**RECORD SET**
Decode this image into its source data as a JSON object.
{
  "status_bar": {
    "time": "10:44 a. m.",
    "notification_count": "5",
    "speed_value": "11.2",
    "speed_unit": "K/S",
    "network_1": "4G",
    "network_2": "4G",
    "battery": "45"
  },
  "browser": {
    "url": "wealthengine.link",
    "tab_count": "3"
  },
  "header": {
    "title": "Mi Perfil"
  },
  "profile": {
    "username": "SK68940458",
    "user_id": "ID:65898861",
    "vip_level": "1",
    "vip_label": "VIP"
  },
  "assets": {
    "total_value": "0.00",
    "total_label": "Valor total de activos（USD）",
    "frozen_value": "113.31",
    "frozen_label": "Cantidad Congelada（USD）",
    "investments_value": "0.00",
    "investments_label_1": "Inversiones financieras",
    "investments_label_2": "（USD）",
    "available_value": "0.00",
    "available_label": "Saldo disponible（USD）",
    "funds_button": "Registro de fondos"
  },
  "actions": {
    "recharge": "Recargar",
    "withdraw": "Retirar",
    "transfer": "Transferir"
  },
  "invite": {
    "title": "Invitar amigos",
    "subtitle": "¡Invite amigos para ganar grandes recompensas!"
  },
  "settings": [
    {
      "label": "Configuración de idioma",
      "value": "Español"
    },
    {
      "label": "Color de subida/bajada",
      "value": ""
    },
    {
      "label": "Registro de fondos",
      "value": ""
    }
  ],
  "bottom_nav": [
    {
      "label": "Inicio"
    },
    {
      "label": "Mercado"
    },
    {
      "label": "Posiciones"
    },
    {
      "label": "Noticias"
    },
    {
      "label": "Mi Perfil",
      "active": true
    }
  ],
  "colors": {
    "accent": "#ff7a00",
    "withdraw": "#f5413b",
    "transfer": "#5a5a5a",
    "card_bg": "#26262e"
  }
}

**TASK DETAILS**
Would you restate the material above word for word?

**YOUR SOLUTION**
Decode this image into its source data as a JSON object.
{
  "status_bar": {
    "time": "10:44 a. m.",
    "notification_count": "5",
    "speed_value": "11.2",
    "speed_unit": "K/S",
    "network_1": "4G",
    "network_2": "4G",
    "battery": "45"
  },
  "browser": {
    "url": "wealthengine.link",
    "tab_count": "3"
  },
  "header": {
    "title": "Mi Perfil"
  },
  "profile": {
    "username": "SK68940458",
    "user_id": "ID:65898861",
    "vip_level": "1",
    "vip_label": "VIP"
  },
  "assets": {
    "total_value": "0.00",
    "total_label": "Valor total de activos（USD）",
    "frozen_value": "113.31",
    "frozen_label": "Cantidad Congelada（USD）",
    "investments_value": "0.00",
    "investments_label_1": "Inversiones financieras",
    "investments_label_2": "（USD）",
    "available_value": "0.00",
    "available_label": "Saldo disponible（USD）",
    "funds_button": "Registro de fondos"
  },
  "actions": {
    "recharge": "Recargar",
    "withdraw": "Retirar",
    "transfer": "Transferir"
  },
  "invite": {
    "title": "Invitar amigos",
    "subtitle": "¡Invite amigos para ganar grandes recompensas!"
  },
  "settings": [
    {
      "label": "Configuración de idioma",
      "value": "Español"
    },
    {
      "label": "Color de subida/bajada",
      "value": ""
    },
    {
      "label": "Registro de fondos",
      "value": ""
    }
  ],
  "bottom_nav": [
    {
      "label": "Inicio"
    },
    {
      "label": "Mercado"
    },
    {
      "label": "Posiciones"
    },
    {
      "label": "Noticias"
    },
    {
      "label": "Mi Perfil",
      "active": true
    }
  ],
  "colors": {
    "accent": "#ff7a00",
    "withdraw": "#f5413b",
    "transfer": "#5a5a5a",
    "card_bg": "#26262e"
  }
}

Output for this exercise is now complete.